- [What to do]: The word to look for is "Settings". Report every line of the entries below that has it.

= = = = =

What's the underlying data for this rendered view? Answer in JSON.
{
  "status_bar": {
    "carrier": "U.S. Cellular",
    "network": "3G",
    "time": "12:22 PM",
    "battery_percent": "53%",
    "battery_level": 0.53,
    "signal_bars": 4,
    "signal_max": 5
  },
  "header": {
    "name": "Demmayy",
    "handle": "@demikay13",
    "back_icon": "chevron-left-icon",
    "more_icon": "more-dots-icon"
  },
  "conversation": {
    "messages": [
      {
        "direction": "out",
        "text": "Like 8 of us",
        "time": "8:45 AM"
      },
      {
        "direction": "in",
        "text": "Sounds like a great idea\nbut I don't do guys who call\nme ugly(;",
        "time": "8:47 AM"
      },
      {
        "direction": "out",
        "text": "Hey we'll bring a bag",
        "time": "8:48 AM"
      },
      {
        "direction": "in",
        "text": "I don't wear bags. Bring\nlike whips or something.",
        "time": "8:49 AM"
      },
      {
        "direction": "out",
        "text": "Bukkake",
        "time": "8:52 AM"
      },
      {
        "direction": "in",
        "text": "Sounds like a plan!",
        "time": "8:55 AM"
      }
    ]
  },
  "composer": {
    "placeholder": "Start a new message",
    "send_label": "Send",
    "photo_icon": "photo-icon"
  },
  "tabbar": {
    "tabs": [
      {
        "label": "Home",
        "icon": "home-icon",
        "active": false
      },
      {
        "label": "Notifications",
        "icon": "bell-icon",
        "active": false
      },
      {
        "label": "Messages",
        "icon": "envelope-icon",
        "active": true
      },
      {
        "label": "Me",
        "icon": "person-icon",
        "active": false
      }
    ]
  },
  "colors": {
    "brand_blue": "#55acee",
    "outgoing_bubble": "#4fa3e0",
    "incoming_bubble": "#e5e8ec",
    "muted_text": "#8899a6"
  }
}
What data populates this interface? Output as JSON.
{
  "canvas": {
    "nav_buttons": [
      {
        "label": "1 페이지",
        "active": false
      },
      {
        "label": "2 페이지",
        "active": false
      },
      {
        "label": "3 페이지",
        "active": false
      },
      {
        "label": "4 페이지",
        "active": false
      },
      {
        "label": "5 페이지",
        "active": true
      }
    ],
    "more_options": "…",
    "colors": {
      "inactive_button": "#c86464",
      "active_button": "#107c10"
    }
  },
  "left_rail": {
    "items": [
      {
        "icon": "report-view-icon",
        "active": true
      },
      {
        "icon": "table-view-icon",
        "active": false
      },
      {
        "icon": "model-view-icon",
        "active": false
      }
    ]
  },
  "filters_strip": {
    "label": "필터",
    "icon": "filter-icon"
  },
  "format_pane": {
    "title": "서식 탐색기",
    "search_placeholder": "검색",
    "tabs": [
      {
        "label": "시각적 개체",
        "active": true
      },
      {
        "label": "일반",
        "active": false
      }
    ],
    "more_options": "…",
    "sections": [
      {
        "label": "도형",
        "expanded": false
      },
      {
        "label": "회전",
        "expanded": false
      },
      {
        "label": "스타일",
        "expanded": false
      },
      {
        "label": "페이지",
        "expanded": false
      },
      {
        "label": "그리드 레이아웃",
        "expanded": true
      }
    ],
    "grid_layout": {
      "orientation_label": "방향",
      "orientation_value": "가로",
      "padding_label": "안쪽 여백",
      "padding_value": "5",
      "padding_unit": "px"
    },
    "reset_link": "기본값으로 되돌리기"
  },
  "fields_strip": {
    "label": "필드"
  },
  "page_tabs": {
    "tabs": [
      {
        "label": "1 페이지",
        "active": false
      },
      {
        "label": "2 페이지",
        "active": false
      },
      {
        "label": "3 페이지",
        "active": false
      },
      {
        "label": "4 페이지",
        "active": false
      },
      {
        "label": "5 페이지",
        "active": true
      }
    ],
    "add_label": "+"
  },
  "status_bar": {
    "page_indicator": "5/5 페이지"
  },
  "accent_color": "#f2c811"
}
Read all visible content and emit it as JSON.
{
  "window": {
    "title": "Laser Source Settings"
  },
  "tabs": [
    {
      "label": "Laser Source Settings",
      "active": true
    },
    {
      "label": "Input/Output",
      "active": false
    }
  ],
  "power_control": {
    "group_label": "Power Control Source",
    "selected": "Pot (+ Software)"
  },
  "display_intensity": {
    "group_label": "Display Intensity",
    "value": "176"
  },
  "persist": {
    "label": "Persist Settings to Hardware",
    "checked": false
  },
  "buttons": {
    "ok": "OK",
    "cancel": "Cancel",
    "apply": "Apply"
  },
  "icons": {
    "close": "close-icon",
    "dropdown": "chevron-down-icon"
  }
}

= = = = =

- [Worked solution]:
    "title": "Laser Source Settings"
      "label": "Laser Source Settings",
    "label": "Persist Settings to Hardware",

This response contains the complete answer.